Who Do You Think You Are?
Sue Perkins has hit by accident on a whole new format for a detective series. Give her old Bake Off chum Mel Giedroyc a box of family photos and let her go to work.
She’s a natural sleuth, a Mel Marple. Seizing a picture from the wedding of Sue’s parents, on Who Do You Think You Are? (BBC1), she ignored the happy couple and focused on their mothers instead.
Mel wove theories about their personalities, based on their hairstyles and their body language, that proved remarkably insightful.
And she pointed out clues, such as an address embossed in tiny print on the frame, before becoming emotional over a letter hidden among the photos.

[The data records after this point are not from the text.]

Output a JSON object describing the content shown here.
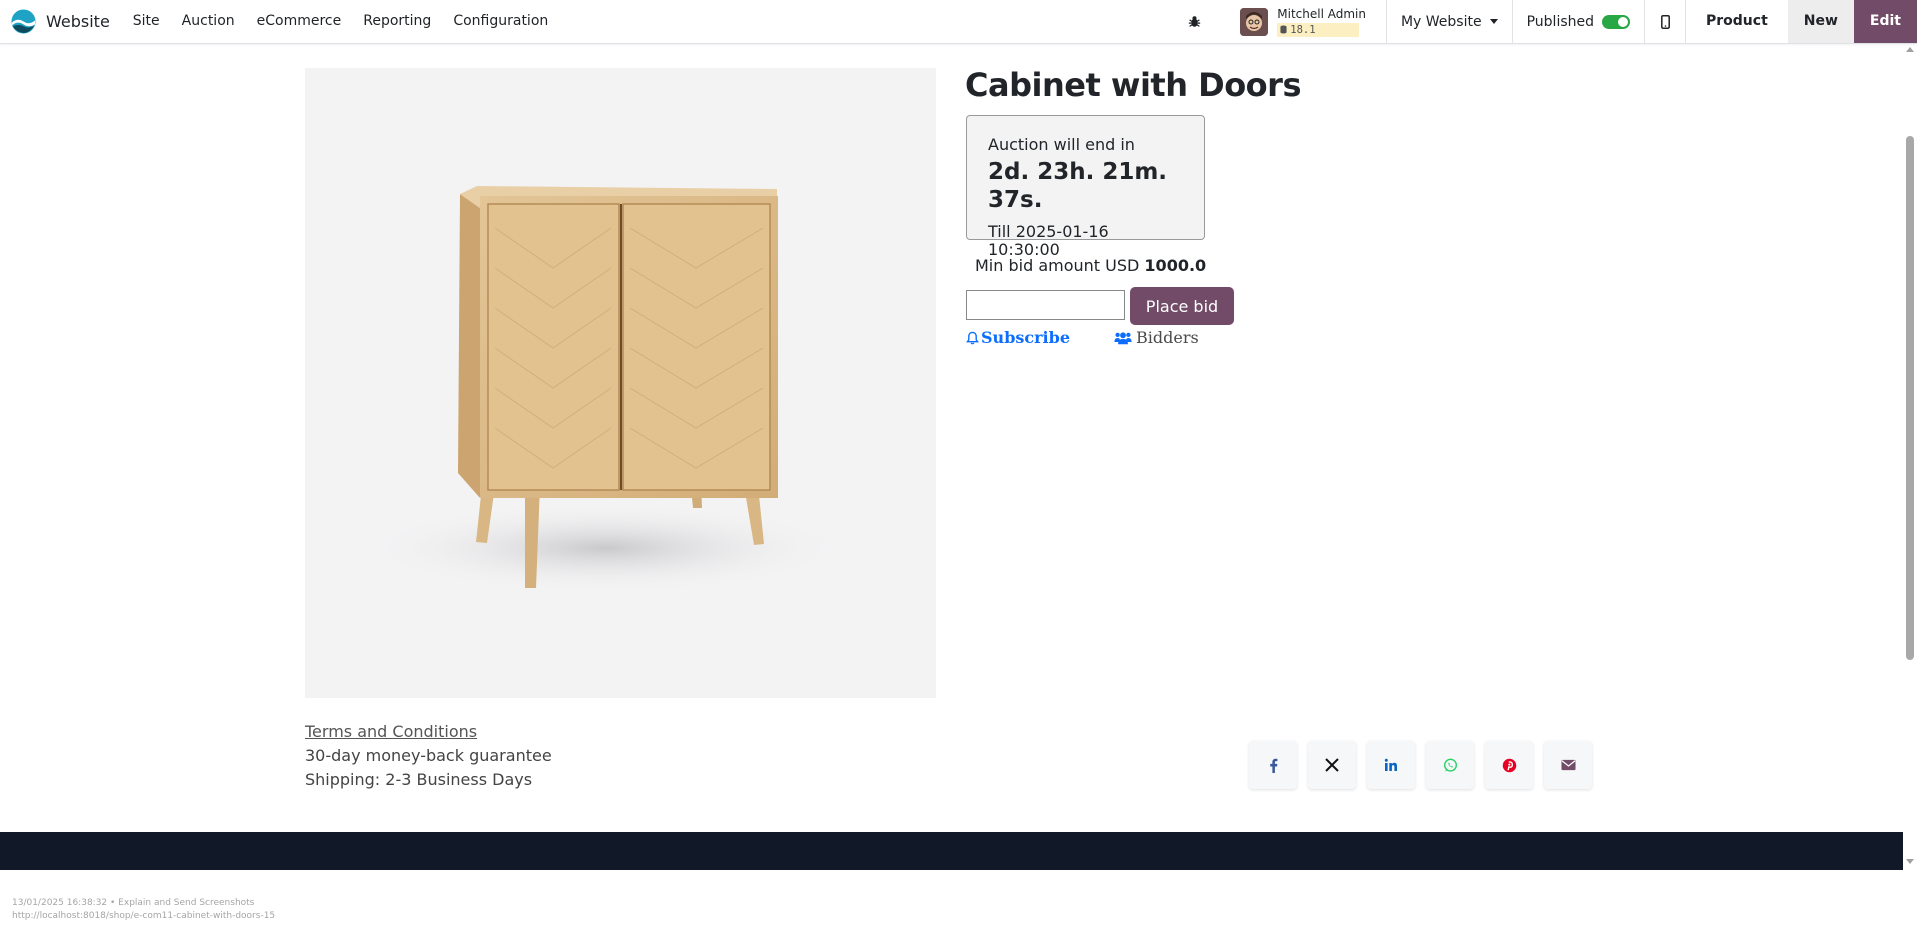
{
  "navbar": {
    "brand": "Website",
    "menu": [
      "Site",
      "Auction",
      "eCommerce",
      "Reporting",
      "Configuration"
    ],
    "user_name": "Mitchell Admin",
    "db_version": "18.1",
    "website_selector": "My Website",
    "published_label": "Published",
    "published_on": true,
    "product_button": "Product",
    "new_button": "New",
    "edit_button": "Edit"
  },
  "product": {
    "title": "Cabinet with Doors",
    "auction_end_label": "Auction will end in",
    "countdown": "2d. 23h. 21m. 37s.",
    "till": "Till 2025-01-16 10:30:00",
    "min_bid_label": "Min bid amount USD",
    "min_bid_value": "1000.0",
    "bid_input_value": "",
    "place_bid": "Place bid",
    "subscribe": "Subscribe",
    "bidders": "Bidders"
  },
  "info": {
    "terms": "Terms and Conditions",
    "guarantee": "30-day money-back guarantee",
    "shipping": "Shipping: 2-3 Business Days"
  },
  "share_icons": [
    "facebook-icon",
    "x-twitter-icon",
    "linkedin-icon",
    "whatsapp-icon",
    "pinterest-icon",
    "envelope-icon"
  ],
  "colors": {
    "brand_purple": "#714b67",
    "link_blue": "#0d6efd",
    "footer_dark": "#111827",
    "toggle_green": "#28a745"
  },
  "status_bar": {
    "line1": "13/01/2025 16:38:32 • Explain and Send Screenshots",
    "line2": "http://localhost:8018/shop/e-com11-cabinet-with-doors-15"
  }
}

In short, she took over, and it’s a pity Sue didn’t bring her along as she traced her ancestors, from Bodmin in Cornwall, to a ploughed and frozen field in Lithuania.
While Mel got tearful, Sue was constantly cross. We first saw her in a boxing gym, letting off steam by pummelling pads held up by her sparring partner.
Sue Perkins has hit by accident on a whole new format for a detective series. Give her old Bake Off chum Mel Giedroyc a box of family photos and let her go to work
So much about her family’s history made her boiling mad. In particular, she was furious that during World War I her mother’s grandfather Emil Muller was interned for the duration.
A tailor in the East End of London, Emil was arrested with thousands of other German-born Brits and sent off to a military camp on the Isle of Man, effectively a prisoner-of-war.
I suspect Sue secretly blamed Brexit. She seemed to forget that millions of British troops were fighting to hold back the Kaiser’s armies and that, with the constant threat of invasion, German spies were a very real problem.
Oddly, she had a chuckle at family legends about her grandfather, Albert, a professional soldier who was barely 5ft 6in: he was safe in the trenches, she said, because the bullets flew over his head.
Mel wove theories about their personalities, based on their hairstyles and their body language, that proved remarkably insightful
Albert survived the slaughter in the Dardanelles, before being invalided home with trench foot, a crippling disease. I can’t quite understand the viewpoint that shrugs off his ordeal, yet seethes at the wartime bureaucrats who segregated foreign nationals.
This is where Mel’s intuitive talent could have made the episode much better. Someone needed to explain to Sue that imposing your own outlook on the past, and expecting your ancestors to be treated according to 21st-century norms, is small-minded.
Future editions promise to be less frustrating. The research is so thorough, and the stories are revealed with such skill, that major celebs line up to appear.
In this series, Richard Osman, Matt Lucas, Anna Maxwell Martin and Ralf Little are among guests hoping to discover royal ancestry and war heroes.
The chief frustration of PRU (BBC3), a sitcom set in a ‘pupil referral unit’, or school for impossible teens, was that most of the dialogue was incomprehensible.
Thick with slang and slurred through exaggerated adolescent mumbles, half the lines were lost. Actors playing the teenagers are all in their 20s. Echoes of Harry Enfield and Kathy Burke as Kevin and Perry.
When they could be decoded, the quips were unimaginative. One girl, Sienna (Nkechi Simms), excused her friend’s behaviour: ‘It’s all right, miss, he ain’t taken his meds. Not his fault, he’s got that ABCD thing, innit.’
The running joke was that pupils were so fed up with hyperactive Halil (Jaye Ersavas) that they dosed him with his own ADHD medication. When, under the influence, he tried to steal a teacher’s car, they all owned up.
This is the sort of comedy where ‘valuable lessons are learned’, like a preachy remake of Grange Hill.
Designer tag of the night: A Steiff teddy up for auction sold for £4,200 on Scouting For Toys (Yesterday). The bear was modelled on Chanel’s Karl Lagerfeld, in a black Italian wool suit, monogrammed diamante belt buckle and sunglasses. Smarter than the average bear, Boo-Boo!